## Items from a data source:
*** Begin section ***
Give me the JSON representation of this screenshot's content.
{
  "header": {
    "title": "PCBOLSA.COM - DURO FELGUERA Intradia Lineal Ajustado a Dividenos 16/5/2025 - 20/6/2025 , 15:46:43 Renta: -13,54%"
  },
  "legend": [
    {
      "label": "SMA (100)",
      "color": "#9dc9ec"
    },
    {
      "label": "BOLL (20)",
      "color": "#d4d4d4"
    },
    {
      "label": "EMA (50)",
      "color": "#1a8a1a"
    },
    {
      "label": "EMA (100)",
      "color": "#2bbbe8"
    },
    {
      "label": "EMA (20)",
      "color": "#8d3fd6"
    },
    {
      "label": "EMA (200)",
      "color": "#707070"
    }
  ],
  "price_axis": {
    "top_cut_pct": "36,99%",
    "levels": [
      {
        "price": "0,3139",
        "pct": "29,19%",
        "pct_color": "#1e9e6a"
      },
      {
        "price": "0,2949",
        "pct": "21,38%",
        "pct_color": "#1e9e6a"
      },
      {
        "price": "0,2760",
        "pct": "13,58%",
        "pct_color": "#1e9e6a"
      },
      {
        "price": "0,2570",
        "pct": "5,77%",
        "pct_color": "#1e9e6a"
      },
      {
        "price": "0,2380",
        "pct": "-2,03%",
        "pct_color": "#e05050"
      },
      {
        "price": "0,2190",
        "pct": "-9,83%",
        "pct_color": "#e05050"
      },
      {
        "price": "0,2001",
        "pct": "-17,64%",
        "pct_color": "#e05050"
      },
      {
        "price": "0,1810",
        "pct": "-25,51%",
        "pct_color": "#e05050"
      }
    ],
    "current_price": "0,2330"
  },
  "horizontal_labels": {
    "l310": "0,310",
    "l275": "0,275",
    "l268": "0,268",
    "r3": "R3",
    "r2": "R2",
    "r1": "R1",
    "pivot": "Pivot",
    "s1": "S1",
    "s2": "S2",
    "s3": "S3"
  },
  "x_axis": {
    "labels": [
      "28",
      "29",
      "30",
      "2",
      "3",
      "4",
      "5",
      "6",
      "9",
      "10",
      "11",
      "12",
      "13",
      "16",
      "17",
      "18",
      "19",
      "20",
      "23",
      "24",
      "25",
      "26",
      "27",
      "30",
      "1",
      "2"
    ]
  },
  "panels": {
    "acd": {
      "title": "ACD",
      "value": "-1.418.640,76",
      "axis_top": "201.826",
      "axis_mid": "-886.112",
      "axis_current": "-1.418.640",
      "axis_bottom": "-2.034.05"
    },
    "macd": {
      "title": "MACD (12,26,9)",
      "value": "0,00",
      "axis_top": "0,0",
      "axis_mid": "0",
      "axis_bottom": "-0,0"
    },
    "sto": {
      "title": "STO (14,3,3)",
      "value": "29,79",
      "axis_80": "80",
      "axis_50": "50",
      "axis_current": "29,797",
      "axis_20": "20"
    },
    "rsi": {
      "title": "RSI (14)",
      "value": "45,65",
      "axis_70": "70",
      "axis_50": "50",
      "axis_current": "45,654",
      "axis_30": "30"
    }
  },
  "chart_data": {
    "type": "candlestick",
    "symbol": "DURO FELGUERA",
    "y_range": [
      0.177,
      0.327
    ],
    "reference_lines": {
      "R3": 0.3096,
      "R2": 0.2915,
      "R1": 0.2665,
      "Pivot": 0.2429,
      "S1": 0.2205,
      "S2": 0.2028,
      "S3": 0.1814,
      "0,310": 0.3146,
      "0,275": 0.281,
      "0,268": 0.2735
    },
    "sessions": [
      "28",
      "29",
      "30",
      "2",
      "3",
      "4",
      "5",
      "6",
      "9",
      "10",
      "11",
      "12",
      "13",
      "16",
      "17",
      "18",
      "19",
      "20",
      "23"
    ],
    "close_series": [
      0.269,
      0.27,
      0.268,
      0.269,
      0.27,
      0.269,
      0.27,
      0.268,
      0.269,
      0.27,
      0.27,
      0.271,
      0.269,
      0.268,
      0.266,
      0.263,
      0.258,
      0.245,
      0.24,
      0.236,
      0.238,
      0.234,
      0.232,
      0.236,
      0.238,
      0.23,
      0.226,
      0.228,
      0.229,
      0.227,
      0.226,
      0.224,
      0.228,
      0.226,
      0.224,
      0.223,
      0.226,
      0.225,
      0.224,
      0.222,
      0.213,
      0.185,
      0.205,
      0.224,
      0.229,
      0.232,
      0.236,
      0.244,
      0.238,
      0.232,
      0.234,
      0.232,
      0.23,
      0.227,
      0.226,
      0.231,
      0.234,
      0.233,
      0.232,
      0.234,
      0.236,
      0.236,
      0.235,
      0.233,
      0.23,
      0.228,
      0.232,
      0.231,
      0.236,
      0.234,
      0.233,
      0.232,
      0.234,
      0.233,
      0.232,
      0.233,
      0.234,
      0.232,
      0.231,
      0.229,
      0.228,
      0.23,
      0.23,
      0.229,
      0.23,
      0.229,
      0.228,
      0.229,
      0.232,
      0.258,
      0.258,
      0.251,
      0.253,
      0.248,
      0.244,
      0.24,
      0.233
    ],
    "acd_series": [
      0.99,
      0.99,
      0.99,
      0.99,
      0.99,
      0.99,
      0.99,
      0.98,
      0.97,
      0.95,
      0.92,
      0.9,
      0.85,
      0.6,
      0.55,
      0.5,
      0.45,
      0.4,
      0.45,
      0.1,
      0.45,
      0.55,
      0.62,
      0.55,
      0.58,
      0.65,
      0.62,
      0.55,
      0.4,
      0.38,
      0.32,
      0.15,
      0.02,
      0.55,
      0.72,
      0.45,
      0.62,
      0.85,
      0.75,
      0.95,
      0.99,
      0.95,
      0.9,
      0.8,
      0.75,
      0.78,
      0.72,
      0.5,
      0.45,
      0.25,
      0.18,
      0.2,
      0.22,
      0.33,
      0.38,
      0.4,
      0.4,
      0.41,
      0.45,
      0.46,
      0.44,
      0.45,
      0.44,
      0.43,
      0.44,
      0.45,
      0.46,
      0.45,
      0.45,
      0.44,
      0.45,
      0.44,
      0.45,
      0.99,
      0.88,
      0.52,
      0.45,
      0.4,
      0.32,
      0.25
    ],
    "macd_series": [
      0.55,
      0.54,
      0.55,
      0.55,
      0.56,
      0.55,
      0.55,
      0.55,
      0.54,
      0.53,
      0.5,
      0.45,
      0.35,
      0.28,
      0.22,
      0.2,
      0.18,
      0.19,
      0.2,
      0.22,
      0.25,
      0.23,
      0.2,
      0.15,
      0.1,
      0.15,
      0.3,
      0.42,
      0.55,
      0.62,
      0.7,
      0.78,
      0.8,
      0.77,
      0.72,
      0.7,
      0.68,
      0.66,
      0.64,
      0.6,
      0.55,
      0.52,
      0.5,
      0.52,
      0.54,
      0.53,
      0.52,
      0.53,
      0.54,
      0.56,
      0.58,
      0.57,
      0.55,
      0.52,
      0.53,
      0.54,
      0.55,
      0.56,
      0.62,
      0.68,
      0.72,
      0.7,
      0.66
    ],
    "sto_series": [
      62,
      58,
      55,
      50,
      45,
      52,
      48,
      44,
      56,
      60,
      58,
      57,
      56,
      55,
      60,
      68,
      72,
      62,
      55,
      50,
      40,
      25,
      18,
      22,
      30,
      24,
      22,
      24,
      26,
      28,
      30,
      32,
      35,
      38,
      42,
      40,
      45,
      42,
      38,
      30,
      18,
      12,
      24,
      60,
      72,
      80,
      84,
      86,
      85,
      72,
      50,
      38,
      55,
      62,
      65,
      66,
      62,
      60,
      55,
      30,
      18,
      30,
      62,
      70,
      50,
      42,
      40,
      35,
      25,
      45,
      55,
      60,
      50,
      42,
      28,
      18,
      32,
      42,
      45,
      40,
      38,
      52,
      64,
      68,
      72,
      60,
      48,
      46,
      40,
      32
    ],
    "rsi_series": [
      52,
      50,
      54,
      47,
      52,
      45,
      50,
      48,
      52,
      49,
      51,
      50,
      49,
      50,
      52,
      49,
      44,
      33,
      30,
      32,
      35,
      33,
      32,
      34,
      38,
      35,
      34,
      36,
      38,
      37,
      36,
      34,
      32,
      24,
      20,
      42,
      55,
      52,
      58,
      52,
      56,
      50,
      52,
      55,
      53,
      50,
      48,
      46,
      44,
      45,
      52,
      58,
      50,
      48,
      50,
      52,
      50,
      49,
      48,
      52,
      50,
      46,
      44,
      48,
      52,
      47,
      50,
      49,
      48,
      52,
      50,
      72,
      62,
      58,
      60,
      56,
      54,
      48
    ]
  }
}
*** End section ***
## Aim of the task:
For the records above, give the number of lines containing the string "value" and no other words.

## Exercise response:
4